== WHAT IS NEEDED ==
Please repeat the entries word for word and keep the images out.
── RECORDS FOR THIS TASK
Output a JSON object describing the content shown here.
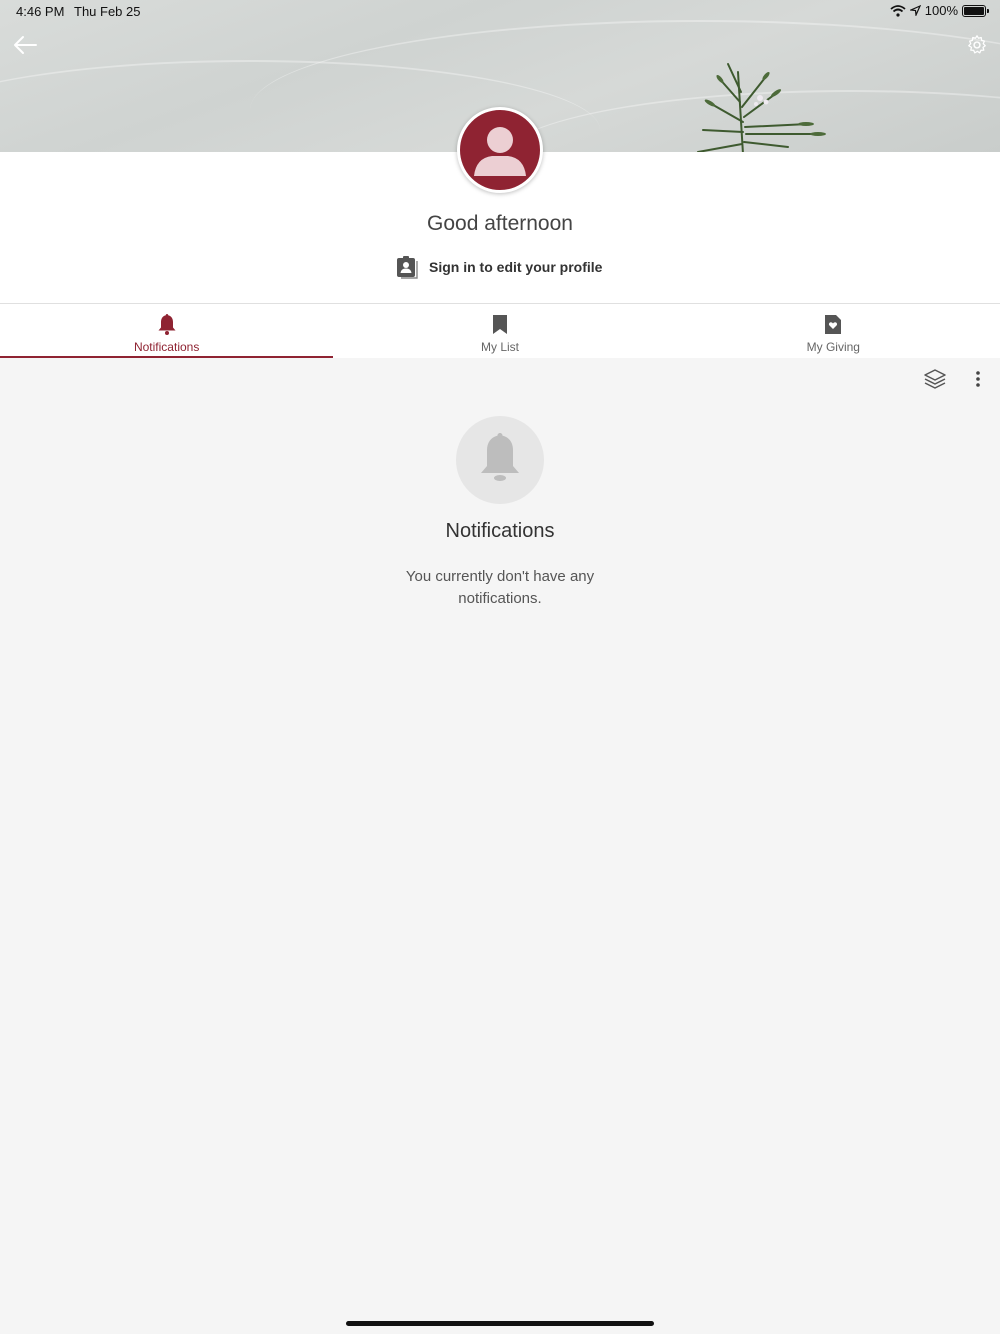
{
  "status_bar": {
    "time": "4:46 PM",
    "date": "Thu Feb 25",
    "battery": "100%",
    "battery_level": 1.0
  },
  "header": {
    "back_icon": "arrow-left-icon",
    "settings_icon": "gear-icon",
    "greeting": "Good afternoon",
    "signin_label": "Sign in to edit your profile"
  },
  "tabs": [
    {
      "label": "Notifications",
      "icon": "bell-icon",
      "active": true
    },
    {
      "label": "My List",
      "icon": "bookmark-icon",
      "active": false
    },
    {
      "label": "My Giving",
      "icon": "heart-document-icon",
      "active": false
    }
  ],
  "toolbar": {
    "layers_icon": "layers-icon",
    "more_icon": "more-vertical-icon"
  },
  "empty_state": {
    "title": "Notifications",
    "message": "You currently don't have any notifications."
  },
  "colors": {
    "accent": "#8f2332",
    "background": "#f5f5f5"
  }
}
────
== RESULT BELOW ==
Output a JSON object describing the content shown here.
{
  "status_bar": {
    "time": "4:46 PM",
    "date": "Thu Feb 25",
    "battery": "100%",
    "battery_level": 1.0
  },
  "header": {
    "back_icon": "arrow-left-icon",
    "settings_icon": "gear-icon",
    "greeting": "Good afternoon",
    "signin_label": "Sign in to edit your profile"
  },
  "tabs": [
    {
      "label": "Notifications",
      "icon": "bell-icon",
      "active": true
    },
    {
      "label": "My List",
      "icon": "bookmark-icon",
      "active": false
    },
    {
      "label": "My Giving",
      "icon": "heart-document-icon",
      "active": false
    }
  ],
  "toolbar": {
    "layers_icon": "layers-icon",
    "more_icon": "more-vertical-icon"
  },
  "empty_state": {
    "title": "Notifications",
    "message": "You currently don't have any notifications."
  },
  "colors": {
    "accent": "#8f2332",
    "background": "#f5f5f5"
  }
}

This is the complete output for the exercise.